Azure Web app using Azure SQL using Private Endpoints
Ok so this blog post covers deploying an Azure Web App that talks to an Azure SQL Server database which we will then secure access to the database using a VNet and a Private Endpoint.
First we will deploy the web application which talks to Azure SQL, this wont be using a VNet nor a Private Endpoint and is unsecure and open to the internet, then we will tighten it down by adding the VNet and Private endpoint.
What are Azure Private Endpoints?
An Azure Private Endpoint is a network interface that connects your virtual network privately to a service powered by Azure Private Link. This allows you to access Azure services over an Azure Private Link, which is a private endpoint in your virtual network. This means that traffic between your virtual network and the service traverses over the Microsoft Azure backbone network, eliminating exposure from the public internet.
Ok lets get to it.

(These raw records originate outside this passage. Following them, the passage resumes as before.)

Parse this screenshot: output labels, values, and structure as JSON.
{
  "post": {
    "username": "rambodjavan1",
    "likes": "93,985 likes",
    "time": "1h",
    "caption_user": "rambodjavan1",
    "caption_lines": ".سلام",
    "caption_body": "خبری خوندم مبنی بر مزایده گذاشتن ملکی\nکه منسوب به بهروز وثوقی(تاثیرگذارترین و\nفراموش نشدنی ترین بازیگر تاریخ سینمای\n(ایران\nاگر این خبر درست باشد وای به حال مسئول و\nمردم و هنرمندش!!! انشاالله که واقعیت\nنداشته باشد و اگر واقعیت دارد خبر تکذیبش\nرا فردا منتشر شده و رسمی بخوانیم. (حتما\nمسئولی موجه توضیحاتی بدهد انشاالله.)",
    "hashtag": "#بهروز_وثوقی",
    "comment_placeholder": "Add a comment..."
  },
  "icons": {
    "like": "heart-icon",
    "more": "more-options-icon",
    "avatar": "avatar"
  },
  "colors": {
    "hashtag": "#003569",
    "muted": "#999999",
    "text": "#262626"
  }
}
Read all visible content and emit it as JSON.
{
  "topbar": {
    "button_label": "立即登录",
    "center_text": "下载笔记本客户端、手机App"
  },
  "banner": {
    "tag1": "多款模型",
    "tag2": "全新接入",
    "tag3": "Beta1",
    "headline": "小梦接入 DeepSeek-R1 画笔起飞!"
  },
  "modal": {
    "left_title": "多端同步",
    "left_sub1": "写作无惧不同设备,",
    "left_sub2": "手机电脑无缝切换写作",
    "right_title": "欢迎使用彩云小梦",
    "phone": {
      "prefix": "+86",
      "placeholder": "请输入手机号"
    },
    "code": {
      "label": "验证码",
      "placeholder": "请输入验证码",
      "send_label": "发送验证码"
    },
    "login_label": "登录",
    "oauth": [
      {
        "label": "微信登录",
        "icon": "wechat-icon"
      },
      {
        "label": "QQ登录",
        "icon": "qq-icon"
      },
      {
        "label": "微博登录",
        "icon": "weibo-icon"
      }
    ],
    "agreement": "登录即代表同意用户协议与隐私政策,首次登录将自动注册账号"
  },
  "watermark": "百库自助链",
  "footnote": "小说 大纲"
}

Firstly follow the steps in this Microsoft article which you follow to deploy a web app taking to a local db, and then you can deploy an Azure SQL Database once we deploy to Azure (all steps within the following link)
At this point you should have an Azure Resource Group, an Azure App service plan (hosting plan) and an Azure Web Application deployed and working.
Enable If the database has no tables then you need to Enable code migrations, so go to the Tools Menu and then select Nuget Package Manager and then Package Manager Console, in the console enable Code First Migrations by typing Enable-Migrations and then press enter.
Read the section titled Enable Code First Migrations in Azure in the above link of the tutorial from Microsoft, make sure to publish to Azure again after this step.
Now we need to VNet integrate this so we will start off by creating a new Azure VNet, I created my VNet with a 10.1.0.0/16 address space and then I created subnets like so:-
And then I clicked save.
Now we have a VNet with 2 subnets, lets VNet integrate both the SQL Server and the Web Application.
Go to the Web app you deployed to Azure and then select Networking and then choose VNET Integration and select your VNet and then choose the webappsSubnet.
Once you add VNet integration it should look something like the following:-
Ok so next do the same for the Azure SQL Server you deployed from the Microsoft guide and VNet integrate your Azure SQL Server.
On the Networking tab of your Azure SQL Server, make sure Public Access is set to Disable like the following:-
Now click on the Private Access tab and select create a Private Endpoint.
Create a Private Endpoint in Azure
In the second screen, make sure to select the correct VNet and choose the sqlSubnet.
So now we have setup a Private Endpoint for Azure SQL and we have waited for a few seconds so that the connection-state is Approved we are all set.
At this point your web application should be able to communicate with your backend Azure SQL Server using a Private Endpoint, if you delete the Private Endpoint you will see this:-
You will also see this is you don’t have the database populated, you should see the following if you have enable-migrations and re-published the code.
Connecting to the Database from your local pc
If you want to check that we have tables and data you can use a number of tools to connect to your new Azure SQL Server. I tend to use SQL Server Management Studio because I am old 🙂 – but before you can connect we need to change the Azure SQL Server firewall to allow my IP Address to connect to the database. To do this go to the Azure SQL server and then Networking and click on Public Access and fill it in like so:-
Give the Rule Name a decent name so you know who’s IP address you have whitelisted, in case you need to add several.
Note – Don’t tick the Box that says Allow Azure Services and resources to access this server, its not recommended to do this.
Once you connect you should see something like this:-
To summarise this blog post we initially deploy an Azure App Service with a SQL Server backend Database. Then we VNet integrate the Web App and SQL Server and then we use a Private Endpoint so that the communication from the Web App to Azure SQL traverses over the Microsoft Azure backbone network, eliminating exposure from the public internet.
If you have questions reach out to me here in the comments below or on twitter.
Don’t forget to subscribe to my YouTube Channel.
[…] Azure Web app using Azure SQL using Private Endpoints (Gregor Suttie) […]
[…] AZURE WEB APP USING AZURE SQL USING PRIVATE ENDPOINTS […]